March 2, 2018: March public meeting: PACCARB meets via teleconference to deliberate and vote on two letters with recommendations drafted by the Immediate Action Subcommittee, Resolution 1  and Resolution 2.


2017

September public meeting: PACCARB meets to discuss the topic of Stewardship of Antibiotic Prescription Behavior and Use and deliberates and votes on the findings and recommendations in their second report, Recommendations for Incentivizing the Development of Vaccines, Diagnostics, and Therapeutics to Combat Antibiotic-Resistance as presented by three working groups on Incentives.  Additionally, federal agencies provide updates on their achievements as stipulated in the goals with corresponding objectives and milestones of the National Action Plan (NAP) for Combating Antibiotic-Resistant Bacteria (CARB).

May public meeting: PACCARB meets to discuss infection prevention and control for animal health. Additionally, the three working groups on Incentives for Diagnostics, Therapeutics/Anti-Infectives, and Vaccines, report their preliminary findings to the full Advisory Council for deliberation; no vote is held.

January public meeting: PACCARB meets to discuss presentations from stakeholders surrounding the topic area of antibiotic-resistant infection prevention and control in human health.


2016

 United Nations holds a one-day high-level meeting to discuss "Antimicrobial Resistance," the first of its kind. The main goal of the meeting is to create and maintain strong national, regional, and international political commitment to addressing the issue of antimicrobial resistance while also raising awareness of the problem.

September public meeting: PACCARB meets to discuss antibiotic resistance prevention and antibiotic stewardship, including innovative ways to address these issues.

June public meeting: PACCARB initiates work on the March 25th task to determine the best way to incentivize the development of therapeutics (including alternatives to antibiotics), rapid diagnostics, and vaccines for both humans and animals while maximizing the return on investment, and still encouraging appropriate stewardship, and access to products.

March public meeting: PACCARB deliberates and votes on the working groups' findings and recommendations found in their first report, Initial Assessments of the National Action Plan for Combating Antibiotic-Resistant Bacteria. In addition, the PACCARB is presented with new tasks from the Secretary of The U.S. Department of Health and Human Services (HHS), in consultation with the U.S. Department of Agriculture (USDA) and the U.S. Department of Defense (DoD).


2015

White House submits First 180 Days Report on the implementation of the Year 1 milestones in the National Action Plan (NAP) for CARB.

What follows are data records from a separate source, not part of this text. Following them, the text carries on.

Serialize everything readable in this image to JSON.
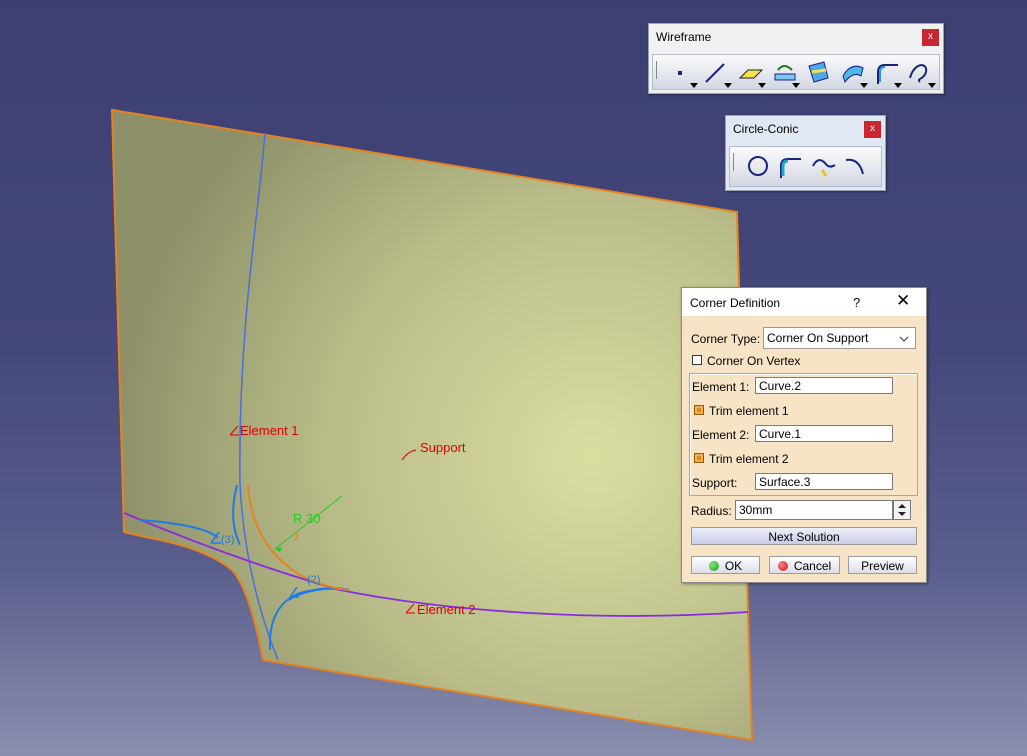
{
  "toolbars": {
    "wireframe": {
      "title": "Wireframe",
      "close": "x",
      "tools": [
        "point-icon",
        "line-icon",
        "plane-icon",
        "projection-icon",
        "intersection-icon",
        "offset-icon",
        "corner-icon",
        "spline-icon"
      ]
    },
    "circle_conic": {
      "title": "Circle-Conic",
      "close": "x",
      "tools": [
        "circle-icon",
        "corner-icon",
        "connect-curve-icon",
        "conic-icon"
      ]
    }
  },
  "scene": {
    "labels": {
      "element1": "Element 1",
      "element2": "Element 2",
      "support": "Support",
      "radius": "R 30",
      "sol3": "(3)",
      "sol2": "(2)",
      "sol1": "1"
    },
    "colors": {
      "background": "#3d3f73",
      "surface": "#c4c793",
      "surface_edge": "#e8821e",
      "curve1": "#4a6de0",
      "curve2": "#8a2be2",
      "corner_current": "#e8821e",
      "corner_solutions": "#1e7be8",
      "label_red": "#e00000",
      "label_green": "#22cc22"
    }
  },
  "dialog": {
    "title": "Corner Definition",
    "help": "?",
    "close": "✕",
    "corner_type_label": "Corner Type:",
    "corner_type_value": "Corner On Support",
    "corner_on_vertex_label": "Corner On Vertex",
    "corner_on_vertex_checked": false,
    "element1_label": "Element 1:",
    "element1_value": "Curve.2",
    "trim1_label": "Trim element 1",
    "trim1_checked": true,
    "element2_label": "Element 2:",
    "element2_value": "Curve.1",
    "trim2_label": "Trim element 2",
    "trim2_checked": true,
    "support_label": "Support:",
    "support_value": "Surface.3",
    "radius_label": "Radius:",
    "radius_value": "30mm",
    "next_solution": "Next Solution",
    "ok": "OK",
    "cancel": "Cancel",
    "preview": "Preview",
    "colors": {
      "ok_dot": "#1a9a1a",
      "cancel_dot": "#d01818"
    }
  }
}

PACCARB holds its Inaugural public meeting for all newly appointed members.

HHS/USDA/DoD announces the establishment of the PACCARB in a joint press release.

White House releases National Action Plan (NAP) for CARB.

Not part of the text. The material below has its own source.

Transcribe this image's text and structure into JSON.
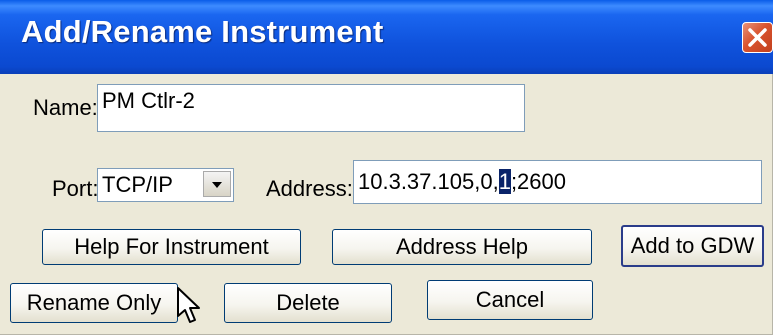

2014

 President’s Council of Advisors on Science and Technology (PCAST) Report to the President on Combating Antibiotic Resistance offers practical recommendations to the Federal government for strengthening the Nation’s ability to combat the rise in antibiotic resistant bacteria.

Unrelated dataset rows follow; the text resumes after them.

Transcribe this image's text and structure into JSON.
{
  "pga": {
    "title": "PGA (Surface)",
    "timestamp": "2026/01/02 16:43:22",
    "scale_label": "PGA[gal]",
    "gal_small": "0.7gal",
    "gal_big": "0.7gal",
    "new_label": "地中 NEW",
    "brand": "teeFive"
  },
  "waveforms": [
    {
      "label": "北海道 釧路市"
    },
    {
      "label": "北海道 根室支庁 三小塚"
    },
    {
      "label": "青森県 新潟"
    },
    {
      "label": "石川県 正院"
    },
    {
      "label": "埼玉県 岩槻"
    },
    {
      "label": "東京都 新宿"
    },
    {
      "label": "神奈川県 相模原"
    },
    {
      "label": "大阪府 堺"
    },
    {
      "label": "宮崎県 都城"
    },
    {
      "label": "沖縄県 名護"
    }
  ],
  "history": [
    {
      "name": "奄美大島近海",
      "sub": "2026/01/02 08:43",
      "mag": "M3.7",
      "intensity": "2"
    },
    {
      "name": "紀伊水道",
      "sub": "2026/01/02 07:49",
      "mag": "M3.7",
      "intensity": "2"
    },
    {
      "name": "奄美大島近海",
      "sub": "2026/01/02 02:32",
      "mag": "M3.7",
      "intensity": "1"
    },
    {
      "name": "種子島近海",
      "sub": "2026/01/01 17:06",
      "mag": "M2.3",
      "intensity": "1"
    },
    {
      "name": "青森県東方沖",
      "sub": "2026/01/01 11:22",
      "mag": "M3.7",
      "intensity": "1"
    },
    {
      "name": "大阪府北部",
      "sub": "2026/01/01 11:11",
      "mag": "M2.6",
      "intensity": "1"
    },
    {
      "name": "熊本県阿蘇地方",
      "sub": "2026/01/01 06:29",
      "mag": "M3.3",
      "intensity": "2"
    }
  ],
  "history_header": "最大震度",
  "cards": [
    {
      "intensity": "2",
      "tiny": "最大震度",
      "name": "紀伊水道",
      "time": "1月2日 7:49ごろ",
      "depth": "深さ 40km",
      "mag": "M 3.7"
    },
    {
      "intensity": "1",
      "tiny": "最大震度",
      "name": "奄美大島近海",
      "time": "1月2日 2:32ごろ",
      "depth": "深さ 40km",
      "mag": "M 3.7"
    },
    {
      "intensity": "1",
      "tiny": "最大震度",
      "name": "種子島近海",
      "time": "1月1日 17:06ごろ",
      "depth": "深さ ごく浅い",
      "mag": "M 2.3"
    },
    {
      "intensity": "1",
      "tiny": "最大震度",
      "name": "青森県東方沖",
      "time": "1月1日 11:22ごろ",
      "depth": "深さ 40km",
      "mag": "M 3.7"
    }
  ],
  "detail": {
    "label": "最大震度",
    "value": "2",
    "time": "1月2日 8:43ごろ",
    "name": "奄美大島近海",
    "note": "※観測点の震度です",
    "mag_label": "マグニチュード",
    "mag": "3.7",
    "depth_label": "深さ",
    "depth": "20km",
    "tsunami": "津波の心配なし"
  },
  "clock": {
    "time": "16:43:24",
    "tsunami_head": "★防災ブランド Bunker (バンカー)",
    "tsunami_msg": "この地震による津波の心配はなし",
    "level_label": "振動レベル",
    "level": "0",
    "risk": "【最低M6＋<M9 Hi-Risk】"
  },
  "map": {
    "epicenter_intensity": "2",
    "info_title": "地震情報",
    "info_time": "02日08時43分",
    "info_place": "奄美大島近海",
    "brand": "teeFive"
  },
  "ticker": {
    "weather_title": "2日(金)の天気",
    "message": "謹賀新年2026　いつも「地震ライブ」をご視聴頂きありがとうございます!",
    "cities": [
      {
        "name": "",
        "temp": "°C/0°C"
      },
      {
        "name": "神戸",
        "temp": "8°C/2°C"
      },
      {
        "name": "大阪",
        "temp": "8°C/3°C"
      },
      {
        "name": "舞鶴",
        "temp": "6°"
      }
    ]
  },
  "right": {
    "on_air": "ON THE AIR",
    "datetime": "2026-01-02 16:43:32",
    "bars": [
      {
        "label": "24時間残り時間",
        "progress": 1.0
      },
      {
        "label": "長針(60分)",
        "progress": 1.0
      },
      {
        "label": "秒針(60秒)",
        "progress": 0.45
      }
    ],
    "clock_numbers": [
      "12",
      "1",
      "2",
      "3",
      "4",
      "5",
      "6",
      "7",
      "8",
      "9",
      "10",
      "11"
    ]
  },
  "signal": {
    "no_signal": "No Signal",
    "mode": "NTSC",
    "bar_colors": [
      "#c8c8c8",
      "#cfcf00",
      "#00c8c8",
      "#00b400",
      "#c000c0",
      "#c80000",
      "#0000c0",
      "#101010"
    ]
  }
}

Executive Order 13676 directs federal agencies to implement the recommendations from the PCAST report, which includes creation of a federal interagency Task Force on Combating Antibiotic-Resistant Bacteria, and requires establishment of the PACCARB.

White House releases National Strategy on Combating Antibiotic Resistant Bacteria (CARB).


2013

Centers for Disease Control and Prevention (CDC) and the World Health Organization (WHO) declare antibiotic resistance to be one of the most serious problems facing our national and global health systems today.

WHO announces that antibiotic resistance is a rapidly evolving health issue extending far beyond the human health sector, and declares it a threat to global health security at the 66th World Health Assembly.

CDC gives a first-ever snapshot of the burden and threats posed by the antibiotic-resistant germs having the most impact on human health in their report, Antibiotic resistance threats in the United States, 2013.

 

Content created by Assistant Secretary for Health (ASH)
Content last reviewed on May 24, 2018